The second stage was the campaign of that referendum itself: a focus on immigration over-riding a wider debate about free trade, and underpinned by the tempting and vague claim that, in an unstable, unfair world, control could be taken back. With any deal dependent on the agreement of twenty eight other countries, it has already proved a hollow victory.

For the last few months, these consequences of these two stages have dominated discussion, generating heat, but not light about what happens next. Neither has anything helped to bring back together those who feel their lives are increasingly at the mercy of a political and economic elite and those who fear Britain is retreating from being a world leader to a back water.

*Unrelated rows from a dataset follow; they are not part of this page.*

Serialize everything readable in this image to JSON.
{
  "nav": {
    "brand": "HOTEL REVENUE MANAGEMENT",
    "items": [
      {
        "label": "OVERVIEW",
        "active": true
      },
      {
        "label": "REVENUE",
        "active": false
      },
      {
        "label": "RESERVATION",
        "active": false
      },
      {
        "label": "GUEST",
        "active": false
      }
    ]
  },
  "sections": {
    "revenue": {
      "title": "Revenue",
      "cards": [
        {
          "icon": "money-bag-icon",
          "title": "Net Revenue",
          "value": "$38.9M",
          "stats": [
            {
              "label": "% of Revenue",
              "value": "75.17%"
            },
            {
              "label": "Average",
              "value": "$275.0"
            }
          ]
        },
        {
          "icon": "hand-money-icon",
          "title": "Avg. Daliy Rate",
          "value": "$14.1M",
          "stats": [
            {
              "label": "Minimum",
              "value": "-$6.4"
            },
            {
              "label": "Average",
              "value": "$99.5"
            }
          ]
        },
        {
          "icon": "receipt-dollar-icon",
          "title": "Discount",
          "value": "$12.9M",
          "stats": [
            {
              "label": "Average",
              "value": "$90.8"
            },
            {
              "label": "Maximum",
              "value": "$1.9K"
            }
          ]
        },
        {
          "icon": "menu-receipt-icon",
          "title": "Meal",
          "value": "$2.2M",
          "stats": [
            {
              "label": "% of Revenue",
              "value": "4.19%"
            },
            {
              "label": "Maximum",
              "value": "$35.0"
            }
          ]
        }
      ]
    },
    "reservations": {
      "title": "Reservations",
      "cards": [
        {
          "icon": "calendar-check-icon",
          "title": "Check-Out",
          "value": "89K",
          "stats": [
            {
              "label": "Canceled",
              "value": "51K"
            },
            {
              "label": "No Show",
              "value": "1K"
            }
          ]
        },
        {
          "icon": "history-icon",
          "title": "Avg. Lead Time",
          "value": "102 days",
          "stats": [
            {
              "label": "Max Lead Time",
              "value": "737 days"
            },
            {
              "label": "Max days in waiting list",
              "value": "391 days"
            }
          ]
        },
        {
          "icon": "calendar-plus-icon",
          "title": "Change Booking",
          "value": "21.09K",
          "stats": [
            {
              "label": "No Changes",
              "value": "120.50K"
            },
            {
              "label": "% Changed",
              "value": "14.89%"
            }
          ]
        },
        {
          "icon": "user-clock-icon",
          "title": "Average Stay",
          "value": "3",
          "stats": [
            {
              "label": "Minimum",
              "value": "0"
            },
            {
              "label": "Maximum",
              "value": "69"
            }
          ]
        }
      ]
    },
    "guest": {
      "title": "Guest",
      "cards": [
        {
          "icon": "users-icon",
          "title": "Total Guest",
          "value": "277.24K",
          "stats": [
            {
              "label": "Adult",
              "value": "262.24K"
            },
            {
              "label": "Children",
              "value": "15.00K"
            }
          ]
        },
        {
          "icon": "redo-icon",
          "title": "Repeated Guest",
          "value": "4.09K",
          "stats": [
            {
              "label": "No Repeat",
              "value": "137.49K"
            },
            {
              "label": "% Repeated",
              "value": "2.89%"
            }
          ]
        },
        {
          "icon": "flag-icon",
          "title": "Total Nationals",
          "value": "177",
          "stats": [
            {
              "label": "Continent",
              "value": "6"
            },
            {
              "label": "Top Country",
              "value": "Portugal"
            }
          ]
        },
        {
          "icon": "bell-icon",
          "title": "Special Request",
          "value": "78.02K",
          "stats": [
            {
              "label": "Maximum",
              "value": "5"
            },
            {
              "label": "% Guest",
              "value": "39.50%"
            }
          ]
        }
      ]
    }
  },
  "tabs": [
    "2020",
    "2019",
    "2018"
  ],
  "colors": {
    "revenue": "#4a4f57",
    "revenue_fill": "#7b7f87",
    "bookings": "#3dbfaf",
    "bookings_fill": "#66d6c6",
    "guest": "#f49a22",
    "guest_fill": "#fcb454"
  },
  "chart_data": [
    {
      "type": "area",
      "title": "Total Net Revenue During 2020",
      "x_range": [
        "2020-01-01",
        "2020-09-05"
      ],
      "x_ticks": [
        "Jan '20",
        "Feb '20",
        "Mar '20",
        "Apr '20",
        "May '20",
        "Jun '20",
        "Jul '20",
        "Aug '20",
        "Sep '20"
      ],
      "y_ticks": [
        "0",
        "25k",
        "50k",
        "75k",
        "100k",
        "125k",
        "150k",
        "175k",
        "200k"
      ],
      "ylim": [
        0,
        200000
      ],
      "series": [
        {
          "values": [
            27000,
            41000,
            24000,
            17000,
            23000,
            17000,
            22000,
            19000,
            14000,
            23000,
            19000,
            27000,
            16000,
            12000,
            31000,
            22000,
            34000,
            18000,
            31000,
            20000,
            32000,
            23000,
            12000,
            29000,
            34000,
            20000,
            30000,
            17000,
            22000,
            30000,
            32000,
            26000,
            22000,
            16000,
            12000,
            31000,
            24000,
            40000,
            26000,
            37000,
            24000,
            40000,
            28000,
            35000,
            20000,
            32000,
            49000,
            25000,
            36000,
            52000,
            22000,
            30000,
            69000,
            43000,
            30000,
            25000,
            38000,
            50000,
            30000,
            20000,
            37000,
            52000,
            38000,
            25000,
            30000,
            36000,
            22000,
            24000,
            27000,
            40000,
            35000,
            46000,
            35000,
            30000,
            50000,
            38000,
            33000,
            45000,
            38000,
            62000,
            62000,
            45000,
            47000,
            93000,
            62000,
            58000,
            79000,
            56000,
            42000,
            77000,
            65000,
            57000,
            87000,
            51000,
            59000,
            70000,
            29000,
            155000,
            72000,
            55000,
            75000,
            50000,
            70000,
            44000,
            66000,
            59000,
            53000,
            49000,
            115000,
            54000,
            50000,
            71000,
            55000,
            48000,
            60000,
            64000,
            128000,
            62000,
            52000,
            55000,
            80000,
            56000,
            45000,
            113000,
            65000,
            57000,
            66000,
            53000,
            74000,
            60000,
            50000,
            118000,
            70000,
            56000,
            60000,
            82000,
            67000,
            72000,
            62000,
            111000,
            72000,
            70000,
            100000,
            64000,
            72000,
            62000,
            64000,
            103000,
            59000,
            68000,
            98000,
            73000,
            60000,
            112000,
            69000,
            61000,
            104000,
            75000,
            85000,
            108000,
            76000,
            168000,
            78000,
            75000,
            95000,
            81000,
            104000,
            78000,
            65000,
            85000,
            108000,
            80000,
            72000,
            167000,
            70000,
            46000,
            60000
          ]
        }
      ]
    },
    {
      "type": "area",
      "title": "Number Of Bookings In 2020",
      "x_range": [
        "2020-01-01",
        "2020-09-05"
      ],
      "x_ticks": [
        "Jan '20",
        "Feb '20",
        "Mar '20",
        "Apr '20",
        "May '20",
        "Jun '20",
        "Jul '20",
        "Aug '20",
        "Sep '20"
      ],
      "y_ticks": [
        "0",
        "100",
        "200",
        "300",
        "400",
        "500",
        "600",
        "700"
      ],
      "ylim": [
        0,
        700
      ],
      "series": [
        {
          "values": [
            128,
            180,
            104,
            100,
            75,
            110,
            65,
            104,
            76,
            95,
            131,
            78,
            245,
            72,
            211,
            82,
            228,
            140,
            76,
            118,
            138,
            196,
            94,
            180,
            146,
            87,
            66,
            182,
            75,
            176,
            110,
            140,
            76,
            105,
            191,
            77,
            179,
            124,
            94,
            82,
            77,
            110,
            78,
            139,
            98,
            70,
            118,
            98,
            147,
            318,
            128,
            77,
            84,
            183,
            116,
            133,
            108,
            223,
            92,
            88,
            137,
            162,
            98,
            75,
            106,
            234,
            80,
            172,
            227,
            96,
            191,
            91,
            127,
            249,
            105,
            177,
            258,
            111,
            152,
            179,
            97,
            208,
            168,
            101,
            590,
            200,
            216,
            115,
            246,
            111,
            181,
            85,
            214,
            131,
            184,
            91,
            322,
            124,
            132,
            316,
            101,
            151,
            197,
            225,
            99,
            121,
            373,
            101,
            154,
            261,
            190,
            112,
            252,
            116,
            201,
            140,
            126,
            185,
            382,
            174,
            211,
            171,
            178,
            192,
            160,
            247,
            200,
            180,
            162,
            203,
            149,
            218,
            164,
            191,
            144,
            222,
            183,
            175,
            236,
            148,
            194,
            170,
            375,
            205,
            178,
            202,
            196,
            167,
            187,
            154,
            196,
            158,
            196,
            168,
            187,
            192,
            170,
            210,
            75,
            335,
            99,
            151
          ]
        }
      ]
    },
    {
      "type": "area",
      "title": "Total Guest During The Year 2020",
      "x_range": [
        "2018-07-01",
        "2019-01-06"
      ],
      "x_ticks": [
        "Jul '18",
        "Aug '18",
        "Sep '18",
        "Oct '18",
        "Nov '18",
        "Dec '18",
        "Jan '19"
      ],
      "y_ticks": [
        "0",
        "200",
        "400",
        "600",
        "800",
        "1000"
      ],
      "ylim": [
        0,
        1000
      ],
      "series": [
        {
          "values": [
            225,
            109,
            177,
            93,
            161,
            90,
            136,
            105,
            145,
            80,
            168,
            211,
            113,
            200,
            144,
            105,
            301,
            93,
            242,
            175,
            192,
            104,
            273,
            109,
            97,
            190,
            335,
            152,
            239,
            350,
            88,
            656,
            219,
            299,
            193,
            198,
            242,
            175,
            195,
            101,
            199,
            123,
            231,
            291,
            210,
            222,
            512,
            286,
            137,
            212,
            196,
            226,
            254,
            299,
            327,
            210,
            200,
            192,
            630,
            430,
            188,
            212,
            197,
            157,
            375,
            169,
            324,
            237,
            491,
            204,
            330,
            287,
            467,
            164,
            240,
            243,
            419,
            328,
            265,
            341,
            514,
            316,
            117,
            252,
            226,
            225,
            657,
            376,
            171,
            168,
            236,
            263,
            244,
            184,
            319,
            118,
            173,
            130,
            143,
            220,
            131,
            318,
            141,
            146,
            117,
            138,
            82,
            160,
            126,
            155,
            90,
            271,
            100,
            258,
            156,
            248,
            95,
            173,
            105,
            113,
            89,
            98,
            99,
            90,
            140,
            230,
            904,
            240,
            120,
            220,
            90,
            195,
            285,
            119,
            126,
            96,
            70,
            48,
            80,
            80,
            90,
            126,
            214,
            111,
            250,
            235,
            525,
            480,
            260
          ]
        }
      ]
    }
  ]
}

Little wonder the analogy most commonly and easily reached for by commentators has been that of a divorce. They speculate our coming separation from our EU partners is going to be messy, combative and rancorous. Trash talk from some - including those in charge of negotiating -  further feeds this perception. That’s why it is time for all sides to push onto Brexit part three: the practical stage. How and when is it actually going to happen?

A more constructive framework to use than marriage is one of a changing business, rather than a changing relationship. Whatever the solid economic benefits of EU membership, the British people decided the social and democratic costs had become too great. So now we must adapt.

Brexit should be as much about innovating in what we make and create as it is about seeking to renew our trading deals with the world. New products must be sought alongside new markets. This doesn’t have to mean cutting corners or cutting jobs, but it does mean being prepared to learn new skills and invest in helping those in industries that are struggling to make this leap to move on. The UK has an incredible and varied set of services and products to offer the world, but will need to focus on what we do well and uniquely here to thrive. This is easier said than done, but can also offer hope. Specialising and skilling up also means we can resist those who want us to jettison hard-won environmental and social protections as an alternative. 

Most accept such a transition will take time. But what is contested is that it will require openness. However, handing the public a done deal - however well mediated - will do little to address the division within our country. Ensuring the best deal in a way that can garner the public support it needs to work requires strong feedback channels. That is why transparency about the government's plans for Brexit is so important. Of course, a balance needs to be struck with the need to protect negotiating positions, but scrutiny by parliament- and by extension the public- will be vital. With so many differing factors at stake and choices to be made, MPs have to be able and willing to bring their constituents into the discussion not just about what Brexit actually entails, but also what kind of country Britain will be during and after the result - and their role in making it happen. 

Those who want to claim the engagement of parliament and the public undermines the referendum result are still in stages one and two of this debate, looking for someone to blame for past injustices, not building a better future for all. Our Marmite may be safe for the moment, but Brexit can’t remain a love it or hate it phenomenon. It’s time for everyone to get practical.